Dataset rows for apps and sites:
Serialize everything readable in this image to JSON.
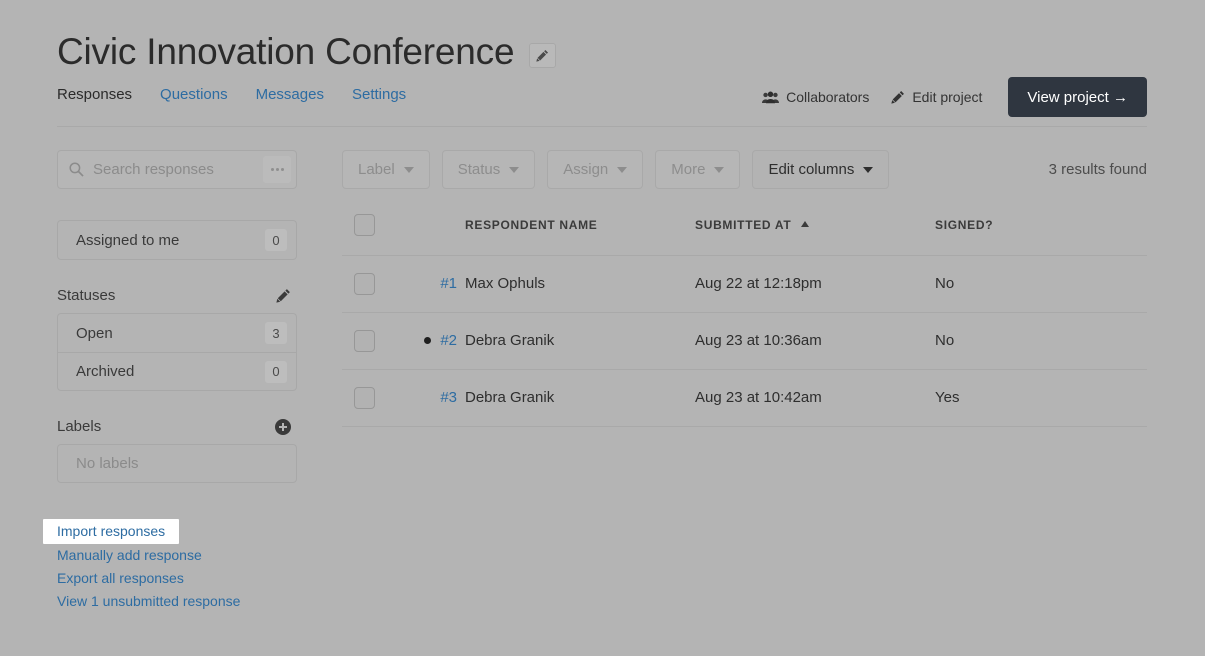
{
  "header": {
    "title": "Civic Innovation Conference",
    "edit_title_icon": "pencil-icon",
    "tabs": [
      {
        "label": "Responses",
        "active": true
      },
      {
        "label": "Questions",
        "active": false
      },
      {
        "label": "Messages",
        "active": false
      },
      {
        "label": "Settings",
        "active": false
      }
    ],
    "actions": {
      "collaborators_label": "Collaborators",
      "collaborators_icon": "users-group-icon",
      "edit_project_label": "Edit project",
      "edit_project_icon": "pencil-icon",
      "view_project_label": "View project →"
    }
  },
  "sidebar": {
    "search": {
      "placeholder": "Search responses",
      "icon": "search-icon",
      "more_icon": "ellipsis-icon"
    },
    "assigned": {
      "label": "Assigned to me",
      "count": "0"
    },
    "statuses": {
      "title": "Statuses",
      "edit_icon": "pencil-icon",
      "items": [
        {
          "label": "Open",
          "count": "3"
        },
        {
          "label": "Archived",
          "count": "0"
        }
      ]
    },
    "labels": {
      "title": "Labels",
      "add_icon": "plus-circle-icon",
      "empty_text": "No labels"
    },
    "links": [
      {
        "label": "Import responses",
        "highlighted": true
      },
      {
        "label": "Manually add response",
        "highlighted": false
      },
      {
        "label": "Export all responses",
        "highlighted": false
      },
      {
        "label": "View 1 unsubmitted response",
        "highlighted": false
      }
    ]
  },
  "main": {
    "toolbar": [
      {
        "label": "Label",
        "enabled": false
      },
      {
        "label": "Status",
        "enabled": false
      },
      {
        "label": "Assign",
        "enabled": false
      },
      {
        "label": "More",
        "enabled": false
      },
      {
        "label": "Edit columns",
        "enabled": true
      }
    ],
    "results_count": "3 results found",
    "table": {
      "columns": [
        "RESPONDENT NAME",
        "SUBMITTED AT",
        "SIGNED?"
      ],
      "sorted_column": "SUBMITTED AT",
      "sort_direction": "asc",
      "rows": [
        {
          "num": "#1",
          "unread": false,
          "name": "Max Ophuls",
          "submitted_at": "Aug 22 at 12:18pm",
          "signed": "No"
        },
        {
          "num": "#2",
          "unread": true,
          "name": "Debra Granik",
          "submitted_at": "Aug 23 at 10:36am",
          "signed": "No"
        },
        {
          "num": "#3",
          "unread": false,
          "name": "Debra Granik",
          "submitted_at": "Aug 23 at 10:42am",
          "signed": "Yes"
        }
      ]
    }
  },
  "colors": {
    "page_background": "#b4b4b4",
    "link": "#2d6ca2",
    "primary_button": "#2f3640",
    "text": "#2e2e2e",
    "muted_text": "#8b8b8b",
    "highlight": "#ffffff"
  }
}
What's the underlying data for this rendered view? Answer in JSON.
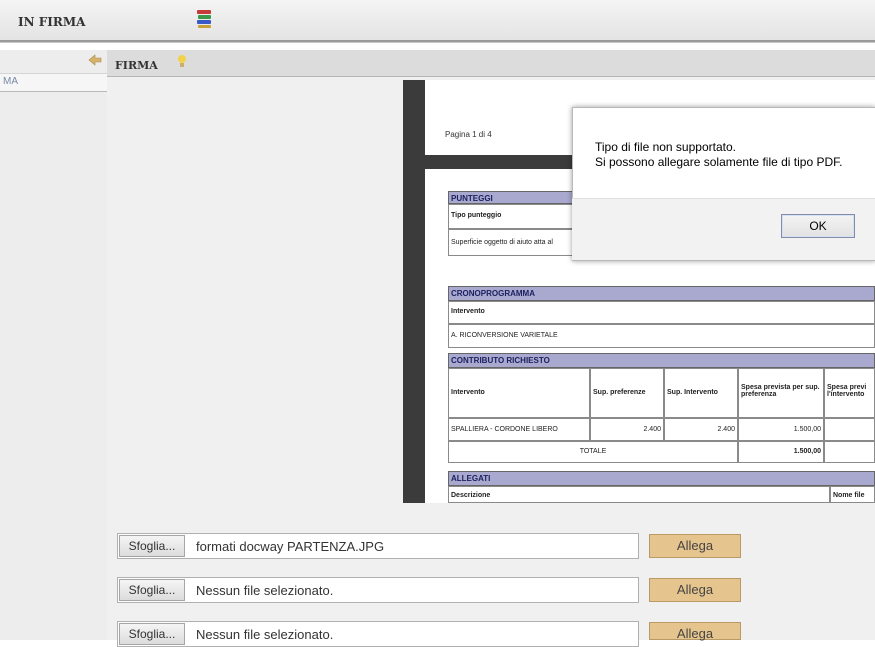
{
  "topbar": {
    "title": "IN FIRMA",
    "icon": "books-icon"
  },
  "secondbar": {
    "title": "FIRMA",
    "left_icon": "arrow-icon",
    "right_icon": "lightbulb-icon"
  },
  "leftpanel": {
    "tab_label": "MA"
  },
  "document": {
    "page_label": "Pagina 1 di  4",
    "punteggi": {
      "header": "PUNTEGGI",
      "col": "Tipo punteggio",
      "row": "Superficie oggetto di aiuto atta al"
    },
    "cronoprogramma": {
      "header": "CRONOPROGRAMMA",
      "col": "Intervento",
      "row": "A. RICONVERSIONE VARIETALE"
    },
    "contributo": {
      "header": "CONTRIBUTO RICHIESTO",
      "columns": [
        "Intervento",
        "Sup. preferenze",
        "Sup. Intervento",
        "Spesa prevista per sup. preferenza",
        "Spesa previ l'intervento"
      ],
      "row": [
        "SPALLIERA - CORDONE LIBERO",
        "2.400",
        "2.400",
        "1.500,00"
      ],
      "total_label": "TOTALE",
      "total_value": "1.500,00"
    },
    "allegati": {
      "header": "ALLEGATI",
      "col1": "Descrizione",
      "col2": "Nome file"
    }
  },
  "dialog": {
    "line1": "Tipo di file non supportato.",
    "line2": "Si possono allegare solamente file di tipo PDF.",
    "ok_label": "OK"
  },
  "uploads": [
    {
      "browse_label": "Sfoglia...",
      "file": "formati docway PARTENZA.JPG",
      "attach_label": "Allega"
    },
    {
      "browse_label": "Sfoglia...",
      "file": "Nessun file selezionato.",
      "attach_label": "Allega"
    },
    {
      "browse_label": "Sfoglia...",
      "file": "Nessun file selezionato.",
      "attach_label": "Allega"
    }
  ],
  "colors": {
    "section_header": "#a9a9cf",
    "allega_button": "#e6c48e",
    "doc_bar": "#3b3b3b"
  }
}
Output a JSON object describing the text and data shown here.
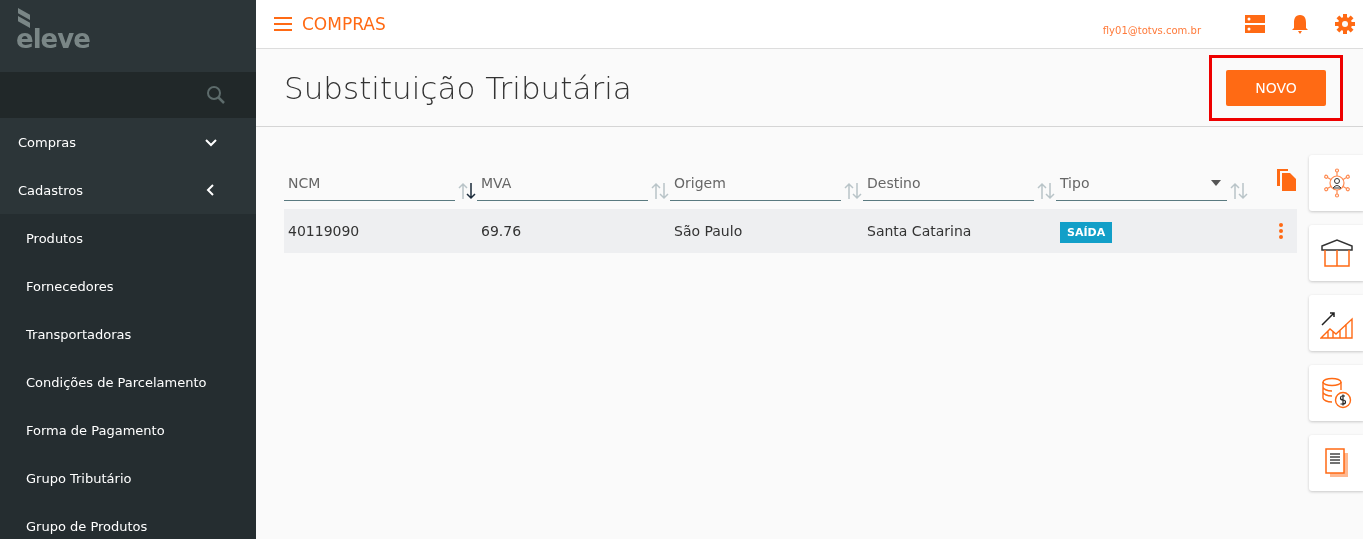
{
  "logo": {
    "text": "eleve"
  },
  "sidebar": {
    "items": [
      {
        "label": "Compras",
        "expanded": false
      },
      {
        "label": "Cadastros",
        "expanded": true,
        "children": [
          {
            "label": "Produtos"
          },
          {
            "label": "Fornecedores"
          },
          {
            "label": "Transportadoras"
          },
          {
            "label": "Condições de Parcelamento"
          },
          {
            "label": "Forma de Pagamento"
          },
          {
            "label": "Grupo Tributário"
          },
          {
            "label": "Grupo de Produtos"
          }
        ]
      }
    ]
  },
  "header": {
    "module": "COMPRAS",
    "user": "fly01@totvs.com.br"
  },
  "page": {
    "title": "Substituição Tributária",
    "new_button": {
      "label": "NOVO",
      "highlighted": true
    }
  },
  "table": {
    "columns": [
      {
        "label": "NCM",
        "kind": "text",
        "sorted": true
      },
      {
        "label": "MVA",
        "kind": "text",
        "sorted": false
      },
      {
        "label": "Origem",
        "kind": "text",
        "sorted": false
      },
      {
        "label": "Destino",
        "kind": "text",
        "sorted": false
      },
      {
        "label": "Tipo",
        "kind": "select",
        "sorted": false
      }
    ],
    "rows": [
      {
        "cells": [
          "40119090",
          "69.76",
          "São Paulo",
          "Santa Catarina"
        ],
        "badge": "SAÍDA"
      }
    ]
  }
}
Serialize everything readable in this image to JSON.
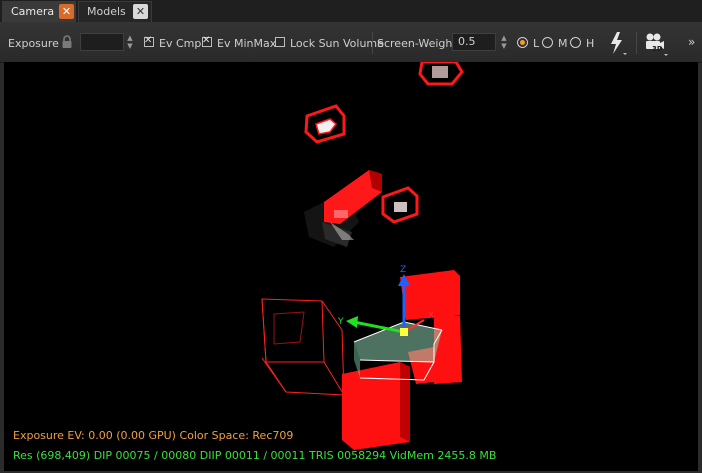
{
  "tabs": [
    {
      "label": "Camera",
      "close": "✕"
    },
    {
      "label": "Models",
      "close": "✕"
    }
  ],
  "toolbar": {
    "exposure_label": "Exposure",
    "exposure_value": "",
    "ev_cmp": {
      "label": "Ev Cmp",
      "checked": true
    },
    "ev_minmax": {
      "label": "Ev MinMax",
      "checked": true
    },
    "lock_sun": {
      "label": "Lock Sun Volume",
      "checked": false
    },
    "screen_weight_label": "Screen-Weight",
    "screen_weight_value": "0.5",
    "lod": {
      "options": [
        "L",
        "M",
        "H"
      ],
      "selected": "L"
    },
    "view_badge": "3D",
    "overflow": "»"
  },
  "viewport": {
    "axis_labels": {
      "x": "X",
      "y": "Y",
      "z": "Z"
    },
    "hud_line1": "Exposure EV: 0.00 (0.00 GPU)  Color Space: Rec709",
    "hud_line2": "Res (698,409)   DIP 00075 / 00080  DIIP 00011 / 00011  TRIS 0058294  VidMem 2455.8 MB"
  },
  "colors": {
    "accent": "#d86a2a",
    "hud_orange": "#f0a040",
    "hud_green": "#38e038",
    "object_red": "#ff1010",
    "viewport_bg": "#000000"
  },
  "icons": [
    "close-icon",
    "lock-icon",
    "lightning-icon",
    "camera-3d-icon",
    "overflow-chevron-icon"
  ]
}
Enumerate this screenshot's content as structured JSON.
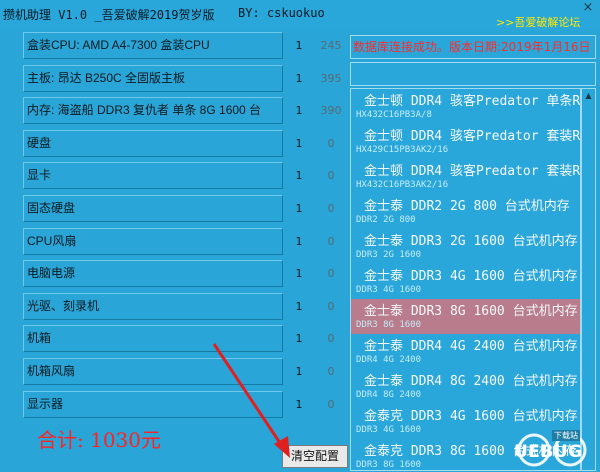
{
  "title": "攒机助理 V1.0 _吾爱破解2019贺岁版",
  "author": "BY: cskuokuo",
  "forum_link": ">>吾爱破解论坛",
  "close": "×",
  "status": "数据库连接成功。版本日期:2019年1月16日",
  "rows": [
    {
      "label": "盒装CPU: AMD A4-7300 盒装CPU",
      "qty": "1",
      "price": "245"
    },
    {
      "label": "主板: 昂达 B250C 全固版主板",
      "qty": "1",
      "price": "395"
    },
    {
      "label": "内存: 海盗船 DDR3 复仇者 单条 8G 1600 台",
      "qty": "1",
      "price": "390"
    },
    {
      "label": "硬盘",
      "qty": "1",
      "price": "0"
    },
    {
      "label": "显卡",
      "qty": "1",
      "price": "0"
    },
    {
      "label": "固态硬盘",
      "qty": "1",
      "price": "0"
    },
    {
      "label": "CPU风扇",
      "qty": "1",
      "price": "0"
    },
    {
      "label": "电脑电源",
      "qty": "1",
      "price": "0"
    },
    {
      "label": "光驱、刻录机",
      "qty": "1",
      "price": "0"
    },
    {
      "label": "机箱",
      "qty": "1",
      "price": "0"
    },
    {
      "label": "机箱风扇",
      "qty": "1",
      "price": "0"
    },
    {
      "label": "显示器",
      "qty": "1",
      "price": "0"
    }
  ],
  "list": [
    {
      "name": "金士顿 DDR4 骇客Predator 单条R",
      "model": "HX432C16PB3A/8"
    },
    {
      "name": "金士顿 DDR4 骇客Predator 套装R",
      "model": "HX429C15PB3AK2/16"
    },
    {
      "name": "金士顿 DDR4 骇客Predator 套装R",
      "model": "HX432C16PB3AK2/16"
    },
    {
      "name": "金士泰 DDR2 2G 800 台式机内存",
      "model": "DDR2 2G 800"
    },
    {
      "name": "金士泰 DDR3 2G 1600 台式机内存",
      "model": "DDR3 2G 1600"
    },
    {
      "name": "金士泰 DDR3 4G 1600 台式机内存",
      "model": "DDR3 4G 1600"
    },
    {
      "name": "金士泰 DDR3 8G 1600 台式机内存",
      "model": "DDR3 8G 1600"
    },
    {
      "name": "金士泰 DDR4 4G 2400 台式机内存",
      "model": "DDR4 4G 2400"
    },
    {
      "name": "金士泰 DDR4 8G 2400 台式机内存",
      "model": "DDR4 8G 2400"
    },
    {
      "name": "金泰克 DDR3 4G 1600 台式机内存",
      "model": "DDR3 4G 1600"
    },
    {
      "name": "金泰克 DDR3 8G 1600 台式机内存",
      "model": "DDR3 8G 1600"
    }
  ],
  "selected_index": 6,
  "total": "合计: 1030元",
  "clear_button": "清空配置",
  "watermark": {
    "text": "UEBUG",
    "tag": "下载站"
  },
  "colors": {
    "background": "#29a5d8",
    "status_text": "#ff2a2a",
    "total_text": "#ff2222",
    "forum_link": "#ffe800",
    "selected_item": "#b87c8c",
    "arrow": "#e02020"
  }
}
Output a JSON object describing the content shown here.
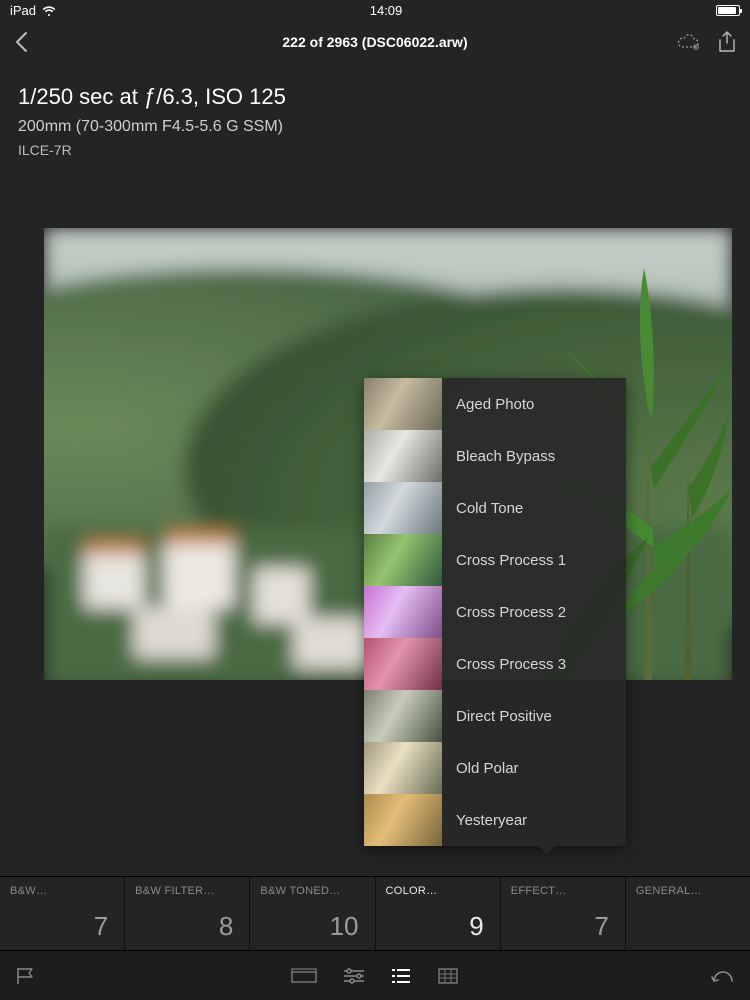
{
  "status": {
    "device": "iPad",
    "time": "14:09"
  },
  "nav": {
    "title": "222 of 2963 (DSC06022.arw)"
  },
  "metadata": {
    "exposure": "1/250 sec at ƒ/6.3, ISO 125",
    "lens": "200mm (70-300mm F4.5-5.6 G SSM)",
    "camera": "ILCE-7R"
  },
  "presets": [
    {
      "label": "Aged Photo",
      "thumb_class": "th-aged"
    },
    {
      "label": "Bleach Bypass",
      "thumb_class": "th-bleach"
    },
    {
      "label": "Cold Tone",
      "thumb_class": "th-cold"
    },
    {
      "label": "Cross Process 1",
      "thumb_class": "th-cp1"
    },
    {
      "label": "Cross Process 2",
      "thumb_class": "th-cp2"
    },
    {
      "label": "Cross Process 3",
      "thumb_class": "th-cp3"
    },
    {
      "label": "Direct Positive",
      "thumb_class": "th-direct"
    },
    {
      "label": "Old Polar",
      "thumb_class": "th-polar"
    },
    {
      "label": "Yesteryear",
      "thumb_class": "th-yester"
    }
  ],
  "categories": [
    {
      "label": "B&W…",
      "count": "7",
      "selected": false
    },
    {
      "label": "B&W FILTER…",
      "count": "8",
      "selected": false
    },
    {
      "label": "B&W TONED…",
      "count": "10",
      "selected": false
    },
    {
      "label": "COLOR…",
      "count": "9",
      "selected": true
    },
    {
      "label": "EFFECT…",
      "count": "7",
      "selected": false
    },
    {
      "label": "GENERAL…",
      "count": "",
      "selected": false
    }
  ]
}
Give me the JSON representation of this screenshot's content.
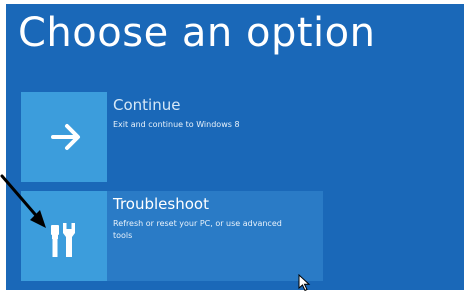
{
  "page": {
    "title": "Choose an option"
  },
  "options": [
    {
      "title": "Continue",
      "description": "Exit and continue to Windows 8",
      "icon": "arrow-right-icon"
    },
    {
      "title": "Troubleshoot",
      "description": "Refresh or reset your PC, or use advanced tools",
      "icon": "tools-icon"
    }
  ],
  "colors": {
    "background": "#1a68b8",
    "tile": "#3c9ddc",
    "selected_row": "#2a7bc6"
  }
}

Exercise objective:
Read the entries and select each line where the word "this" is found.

Solved exercise:
Serialize everything readable in this image to JSON.
What's the underlying data for this rendered view? Answer in JSON.
Serialize everything readable in this image to JSON.
Enumerate this screenshot's content as structured JSON.
Give me the JSON representation of this screenshot's content.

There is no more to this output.